Though known of for many years previously (recorded by the Chinese in 240 BC) Halley's Comet was named after Edmond Halley, he concluded in 1705 that the comet returned every 76 years. If you missed the last one, we'll all get a chance to see what all the fuss is about on July 28th, 2061 (fingers crossed!).
Halley's Comet is thought of as a once in a lifetime experience but it wasn't for the writer and satirist Samuel Langhorne Clemens better known by the pen name of Mark Twain. I'm sure you will know that he wrote such classics as Adventures of Huckleberry Finn (1884) and The Adventures of Tom Sawyer (1876).
Many famous coincidences you have to take with a pinch of salt, but this one about Mark Twain and Halley's Comet does seem to stack up. He was born on November 30th, 1835 exactly two weeks after the comet's perihelion - along with, of course, many other people.
The difference is that mark Twain made a prediction in his autobiography, published in 1909. He wrote:
"I came in with Halley's Comet in 1835. It is coming again next year, and I expect to go out with it. It will be the greatest disappointment of my life if I don't go out with Halley's Comet. The Almighty has said, no doubt: 'Now here are these two unaccountable freaks; they came in together, they must go out together.'" And, sure enough Mark Twain left this earth on April 21st, 1910 the day following the comet's perihelion. So his prediction proved correct.
It's a nice story but doubters will no doubt point out that in 1909 Mark Twain wasn't in the best of health and already suffered chest pains.
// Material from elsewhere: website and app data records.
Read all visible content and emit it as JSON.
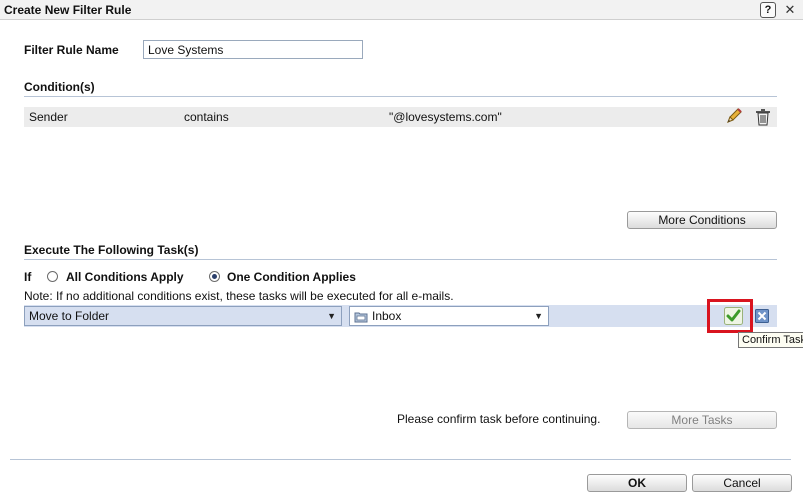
{
  "dialog": {
    "title": "Create New Filter Rule",
    "help_glyph": "?",
    "close_glyph": "✕"
  },
  "rule_name": {
    "label": "Filter Rule Name",
    "value": "Love Systems"
  },
  "conditions": {
    "heading": "Condition(s)",
    "rows": [
      {
        "field": "Sender",
        "operator": "contains",
        "value": "\"@lovesystems.com\""
      }
    ],
    "more_button": "More Conditions"
  },
  "tasks": {
    "heading": "Execute The Following Task(s)",
    "if_label": "If",
    "option_all": "All Conditions Apply",
    "option_one": "One Condition Applies",
    "selected_option": "One Condition Applies",
    "note": "Note: If no additional conditions exist, these tasks will be executed for all e-mails.",
    "action_select": "Move to Folder",
    "folder_select": "Inbox",
    "tooltip": "Confirm Task",
    "confirm_message": "Please confirm task before continuing.",
    "more_button": "More Tasks"
  },
  "footer": {
    "ok": "OK",
    "cancel": "Cancel"
  },
  "colors": {
    "highlight": "#d9141f",
    "task_row": "#d6dff0",
    "condition_row": "#ececec"
  },
  "icons": [
    "help-icon",
    "close-icon",
    "pencil-icon",
    "trash-icon",
    "folder-icon",
    "checkmark-icon",
    "cancel-x-icon",
    "dropdown-arrow-icon"
  ]
}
It wasn't too difficult, therefore, for him to predict that he would die the following year.
I prefer, however, to just to go along with the Halley's Comet and Mark Twain coincidence as I feel sure he'd be chuffed to think that we do.